Crobot is self described as Dirty Groove Rocrobot-welcome-to-fat-cityck and this is definitely accurate.  The bass grooves are forefront on this album and it is reminiscent of the sound that could be most closely compared to Queens of the Stone Age.  Three tracks; Welcome to Fat City, Play it Cool, and Not for Sale were full of these solid grooves intermixed with a funk sound that brought to mind early Red Hot Chili Peppers.  The vocal tone had a very Chris Cornell or Soundgarden feel with melodic howls which when blended with the gooves and funk sound created a strong unique song.  Of these three tracks, the title track Welcome to Fat City is definitely going to become a fan favorite with a strong hook and the overall sound.  While the the heavy bass, grooves, strong riffs and vocal bring to mind other bands this is a totally unique sound that is solely Crobot, their signature sound.

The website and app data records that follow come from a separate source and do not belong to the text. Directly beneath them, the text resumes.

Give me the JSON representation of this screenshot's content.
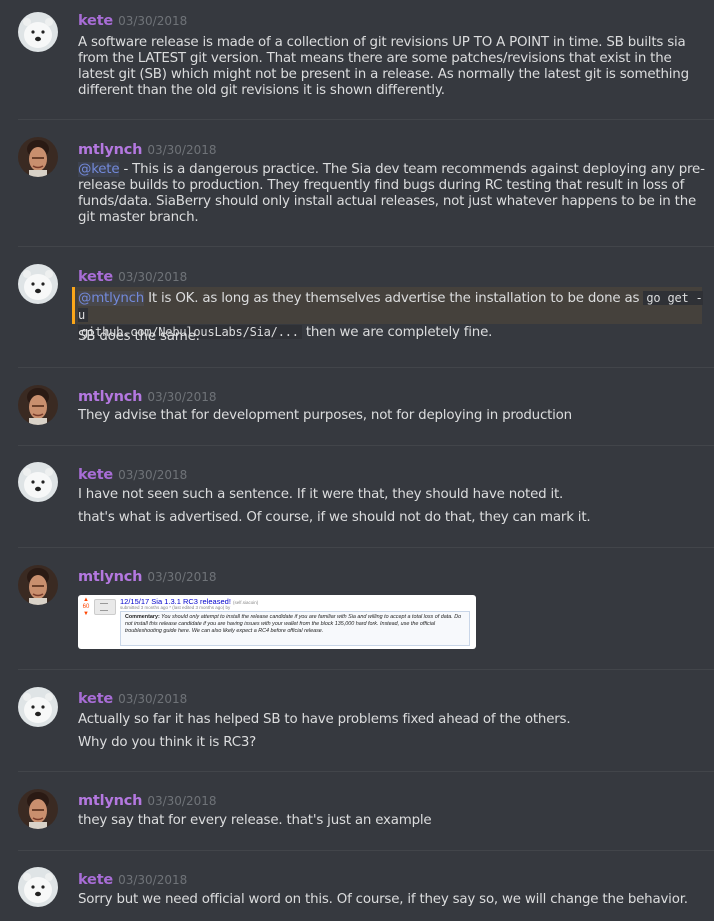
{
  "colors": {
    "background": "#36393f",
    "author_name": "#a86dd6",
    "timestamp": "#6f7378",
    "text": "#dcddde",
    "mention": "#7289da",
    "highlight_border": "#faa61a"
  },
  "messages": [
    {
      "author": "kete",
      "timestamp": "03/30/2018",
      "avatar": "polar-bear-avatar",
      "lines": [
        "A software release is made of a collection of git revisions UP TO A POINT in time. SB builts sia from the LATEST git version. That means there are some patches/revisions that exist in the latest git (SB) which might not be present in a release. As normally the latest git is something different than the old git revisions it is shown differently."
      ]
    },
    {
      "author": "mtlynch",
      "timestamp": "03/30/2018",
      "avatar": "person-avatar",
      "mention": "@kete",
      "text": " - This is a dangerous practice. The Sia dev team recommends against deploying any pre-release builds to production. They frequently find bugs during RC testing that result in loss of funds/data. SiaBerry should only install actual releases, not just whatever happens to be in the git master branch."
    },
    {
      "author": "kete",
      "timestamp": "03/30/2018",
      "avatar": "polar-bear-avatar",
      "mention": "@mtlynch",
      "text_before_code": " It is OK. as long as they themselves advertise the installation to be done as ",
      "code_part1": "go get -u",
      "code_part2": "github.com/NebulousLabs/Sia/...",
      "text_after_code": " then we are completely fine.",
      "line2": "SB does the same."
    },
    {
      "author": "mtlynch",
      "timestamp": "03/30/2018",
      "avatar": "person-avatar",
      "text": "They advise that for development purposes, not for deploying in production"
    },
    {
      "author": "kete",
      "timestamp": "03/30/2018",
      "avatar": "polar-bear-avatar",
      "line1": "I have not seen such a sentence. If it were that, they should have noted it.",
      "line2": "that's what is advertised. Of course, if we should not do that, they can mark it."
    },
    {
      "author": "mtlynch",
      "timestamp": "03/30/2018",
      "avatar": "person-avatar",
      "embed": {
        "score": "60",
        "title": "12/15/17 Sia 1.3.1 RC3 released!",
        "tag": "(self.siacoin)",
        "meta": "submitted 3 months ago * (last edited 3 months ago) by",
        "commentary_label": "Commentary:",
        "commentary": " You should only attempt to install the release candidate if you are familiar with Sia and willing to accept a total loss of data. Do not install this release candidate if you are having issues with your wallet from the block 135,000 hard fork. Instead, use the official troubleshooting guide here. We can also likely expect a RC4 before official release."
      }
    },
    {
      "author": "kete",
      "timestamp": "03/30/2018",
      "avatar": "polar-bear-avatar",
      "line1": "Actually so far it has helped SB to have problems fixed ahead of the others.",
      "line2": "Why do you think it is RC3?"
    },
    {
      "author": "mtlynch",
      "timestamp": "03/30/2018",
      "avatar": "person-avatar",
      "text": "they say that for every release. that's just an example"
    },
    {
      "author": "kete",
      "timestamp": "03/30/2018",
      "avatar": "polar-bear-avatar",
      "text": "Sorry but we need official word on this. Of course, if they say so, we will change the behavior."
    }
  ]
}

Another track, Plague of the Mammoths was a surprise in a good way.  This had a darker, heavier, more melodic sound without sounding like a completely different band or like it didn’t fit on the album.  It was just enough of a departure to make it interesting. This track might appeal to people who are more fans of progressive metal with its heavy melodic sound.  This showed the depth of Crobot and the audiences they can appeal to.

Overall Welcome to Fat City is a solid second album from Crobot. Pick it up to see what this band is all about you won’t be disappointed.

Abigail Buckler
My primary focus is music and travel photography. What I like about both is that it's all about capturing a moment -- whether a guitar solo on stage or a performance artist on the street, those moments can tell a great story.